The tactic of employing a double spin-attack worked well with Jayasuriya removing Scott Styris off the third ball of his first over and Muralitharan getting rid of Jacob Oram in the fourth ball of his first over.

Once Muralitharan appeared on the scene with the ball, runs on a pitch that afforded slow turn came at a premium.

He finished with four for 23, his best effort on Indian soil and became the highest wicket taker in the Champions Trophy, displacing West Indian Mervyn Dillon's collection of 19. Muralitharan was declared the `man of the match.'


New Zealand: L. Vincent b Maharoof 13, S. Fleming lbw b Vaas 0, N. Astle c Malinga b Muralitharan 42, H. Marshall c Dilshan b Malinga 4, Styris c Sangakkara b Jayasuriya 3, J. Oram b Muralitharan 6, B. McCullum c Jayawardene b Muralitharan 9, D. Vettori (not out) 46, K. Mills lbw b Muralitharan 6, S. Bond c Sangakkara b Jayasuriya 1, J. Patel c Jayawardene b Malinga 10, Extras (lb-8, nb-7, w-10) 25; Total (all out, in 49.2 overs) 165.

Fall of wickets: 1-14, 2-37, 3-56, 4-66, 5-82, 6-87, 7-101, 8-115, 9-118.

Sri Lanka bowling: Vaas 10-1-41-1, Malinga 9.2-1-22-2, Maharoof 8-0-34-1, Jayasuriya 10-0-26-2, Muralitharan 10-1-23-4, Dilshan 2-0-11-0.

Sri Lanka: U. Tharanga st McCullum b Patel 56, S. Jayasuriya c MuCullum b Mills 20, M. Jayawardene c Vettori b Patel 48, K. Sangakkara (not out) 19, M. Atapattu (not out) 10, Extras: (lb-1, nb-8, w-4) 13; Total: (for three wkts, in 36 overs) 166.

Fall of wickets: 1-50, 2-134, 3-135.

New Zealand bowling: Mills 5-0-24-1, Bond 7-0-46-0, Oram 4-0-14-0, Vettori 10-0-45-0, Patel 9-0-32-2, Astle 1-0-4-0.

More In: SPORT | Today's Paper



Recent Article in SPORT

Dwayne Bravo retires from Test cricket
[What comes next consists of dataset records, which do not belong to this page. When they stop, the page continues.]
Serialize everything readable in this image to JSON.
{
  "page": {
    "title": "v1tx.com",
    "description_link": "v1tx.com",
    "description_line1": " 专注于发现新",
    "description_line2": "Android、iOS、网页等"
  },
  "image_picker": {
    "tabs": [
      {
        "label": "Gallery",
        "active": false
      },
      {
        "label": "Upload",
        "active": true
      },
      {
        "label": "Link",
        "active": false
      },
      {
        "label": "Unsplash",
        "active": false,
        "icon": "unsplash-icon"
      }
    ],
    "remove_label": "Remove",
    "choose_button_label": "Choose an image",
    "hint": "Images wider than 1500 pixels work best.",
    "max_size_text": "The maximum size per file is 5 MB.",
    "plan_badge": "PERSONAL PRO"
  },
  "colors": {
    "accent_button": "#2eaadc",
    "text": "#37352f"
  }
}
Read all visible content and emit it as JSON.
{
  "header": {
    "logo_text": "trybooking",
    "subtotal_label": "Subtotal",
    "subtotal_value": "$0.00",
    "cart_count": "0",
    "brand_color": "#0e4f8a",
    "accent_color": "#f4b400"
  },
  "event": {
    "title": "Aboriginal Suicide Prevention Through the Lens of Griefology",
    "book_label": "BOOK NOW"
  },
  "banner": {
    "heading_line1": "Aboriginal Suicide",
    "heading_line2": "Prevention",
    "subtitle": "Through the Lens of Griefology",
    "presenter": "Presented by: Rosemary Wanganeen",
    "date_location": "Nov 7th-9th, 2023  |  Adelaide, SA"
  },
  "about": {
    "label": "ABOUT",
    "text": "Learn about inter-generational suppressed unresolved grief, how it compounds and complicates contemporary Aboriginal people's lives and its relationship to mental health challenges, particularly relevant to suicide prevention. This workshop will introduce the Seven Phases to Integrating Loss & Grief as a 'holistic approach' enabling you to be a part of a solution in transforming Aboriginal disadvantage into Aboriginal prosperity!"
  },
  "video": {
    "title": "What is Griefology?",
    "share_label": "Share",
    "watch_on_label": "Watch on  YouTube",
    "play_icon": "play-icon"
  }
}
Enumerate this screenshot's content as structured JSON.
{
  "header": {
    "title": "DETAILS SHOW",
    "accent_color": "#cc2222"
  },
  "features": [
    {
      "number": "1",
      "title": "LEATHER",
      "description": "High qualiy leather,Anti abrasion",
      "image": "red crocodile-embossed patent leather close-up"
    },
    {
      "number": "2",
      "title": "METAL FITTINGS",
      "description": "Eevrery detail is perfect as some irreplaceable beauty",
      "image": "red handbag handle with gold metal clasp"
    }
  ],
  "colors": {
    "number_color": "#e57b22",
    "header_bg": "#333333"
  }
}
Just weeks after being dropped from the West Indies’ World Cup squad, a ‘disillusioned’ Dwayne Bravo has announced his retirement from Te... »